In a subsequent scene, a student tries to obtain an extension on the essay, due to the death of her grandmother. Dr. Bearing replies:
VIVIAN: Do what you will, but the paper is due when it is due.
Yet, as Dr. Bearing revisits her past, she realizes she should have offered more "human kindness" to her students. Kindness is something Dr. Bearing will come to desperately crave as the play continues. Why? She is dying of advanced ovarian cancer.
Despite her insensitivity, there is a sort of heroism at the heart of the protagonist. This is evident in the first five minutes of the play. Dr. Harvey Kelekian, an oncologist and leading research scientist, informs Dr. Bearing that she has a terminal case of ovarian cancer. Dr. Kelekian's bedside manner, by the way, matches the same clinical nature of Dr. Bearing. With his recommendation, she decides to pursue an experimental treatment, one that won't save her life, but one that will further scientific knowledge. Propelled by her innate love of knowledge, she is determined to accept a painfully large dosage of chemotherapy.
While Vivian battles cancer both physically and mentally, the poems of John Donne now take on new meaning. The poems references to life, death and God are seen by the professor in a stark yet enlightening perspective.
During the latter half of the play, Dr. Bearing begins to shift away from her cold, calculating ways. Having reviewed key events (not to mention mundane moments) in her life, she becomes less like the matter-of-fact scientists who study her and more like the compassionate Nurse Susie who befriends her.

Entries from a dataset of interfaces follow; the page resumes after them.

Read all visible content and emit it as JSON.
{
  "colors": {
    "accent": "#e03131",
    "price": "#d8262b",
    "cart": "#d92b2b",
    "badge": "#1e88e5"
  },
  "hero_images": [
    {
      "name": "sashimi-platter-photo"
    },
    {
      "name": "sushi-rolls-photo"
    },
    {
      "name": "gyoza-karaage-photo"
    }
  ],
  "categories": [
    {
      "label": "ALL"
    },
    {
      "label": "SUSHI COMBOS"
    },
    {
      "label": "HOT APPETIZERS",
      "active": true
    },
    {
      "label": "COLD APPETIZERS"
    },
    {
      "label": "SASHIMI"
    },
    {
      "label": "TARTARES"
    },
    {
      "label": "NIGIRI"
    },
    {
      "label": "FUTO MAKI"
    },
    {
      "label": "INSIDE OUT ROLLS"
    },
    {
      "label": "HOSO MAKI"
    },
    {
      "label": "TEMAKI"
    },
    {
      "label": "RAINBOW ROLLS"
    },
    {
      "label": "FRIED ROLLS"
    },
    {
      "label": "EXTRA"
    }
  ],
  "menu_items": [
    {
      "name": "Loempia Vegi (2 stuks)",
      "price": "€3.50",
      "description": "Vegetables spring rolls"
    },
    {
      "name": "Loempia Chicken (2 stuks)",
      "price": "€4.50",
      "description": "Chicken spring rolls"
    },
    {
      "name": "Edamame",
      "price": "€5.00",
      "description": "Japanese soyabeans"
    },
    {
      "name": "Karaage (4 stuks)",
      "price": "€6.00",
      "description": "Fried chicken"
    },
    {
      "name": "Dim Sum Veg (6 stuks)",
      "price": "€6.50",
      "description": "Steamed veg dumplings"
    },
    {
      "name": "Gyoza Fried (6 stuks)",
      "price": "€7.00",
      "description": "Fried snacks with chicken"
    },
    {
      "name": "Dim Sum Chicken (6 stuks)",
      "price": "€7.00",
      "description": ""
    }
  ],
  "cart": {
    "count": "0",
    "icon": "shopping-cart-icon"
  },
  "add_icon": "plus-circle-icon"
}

In the final stages of her cancer, Vivian Bearing "bears" incredible amounts of pain and nausea. She and the nurse share a popsicle and discuss palliative care issues. The nurse also calls her sweetheart, something Dr. Bearing never would have allowed in the past. After nurse Susie leaves, Vivian Bearing speaks to the audience:
VIVIAN: Popsicles? "Sweetheart?" I can't believe my life has become so. . . corny. But it can't be helped.
Later on in her monologue, she explains:
VIVIAN: Now is not the time for verbal swordplay, for unlikely flights of imagination and wildly shifting perspectives, for metaphysical conceit, for wit. And nothing would be worse than a detailed scholarly analysis. Erudition. Interpretation. Complication. Now is the time for simplicity. Now is the time for, dare I say it, kindness.
There are limitations to academic pursuits. There is a place - a highly important place - for warmth and kindness. This is exemplified in the last ten minutes of the play when, before Dr. Bearing passes away, she is visited by her former professor and mentor, E. M. Ashford. The 80 year old woman sits beside the Dr. Bearing. She holds her; she asks Dr. Bearing if she'd like to hear some poetry by John Donne. Although only semi-conscious, Dr. Bearing moans "Noooo." She does not want to listen to a Holy Sonnet.
So instead, in the play's most simplistic and touching scene, Prof. Ashford reads a children's book, the sweet and poignant The Runaway Bunny by Margaret Wise Brown. As she reads, Ashford realizes that the picture book is:
ASHFORD: A little allegory of the soul. No matter where it hides. God will find it.
Philosophical or Sentimental?
Now that I think of it, I did have a tough-as-nails college professor, way back in the late 1990s when Margaret Edson's Wit was making its west coast premiere.
This English professor, whose specialty was bibliographic studies, often intimidated his students with his cold, calculating brilliance. When he saw Wit in Los Angeles, he gave it a fairly negative review. He argued that the first half was captivating but that the second half was disappointing. He was not impressed by Dr. Bearing's change of heart. He believed that the message of kindness over intellectualism was all too common in modern-day stories, so much so that its impact is minimal at best.
On the one hand, my old professor is right. The theme of Wit is common. The vitality and importance of love is found in countless plays, poems, and greeting cards. But for some of us, it's a theme that never gets old for us romantics. As much fun as I might have with intellectual debates, I'd rather have a hug.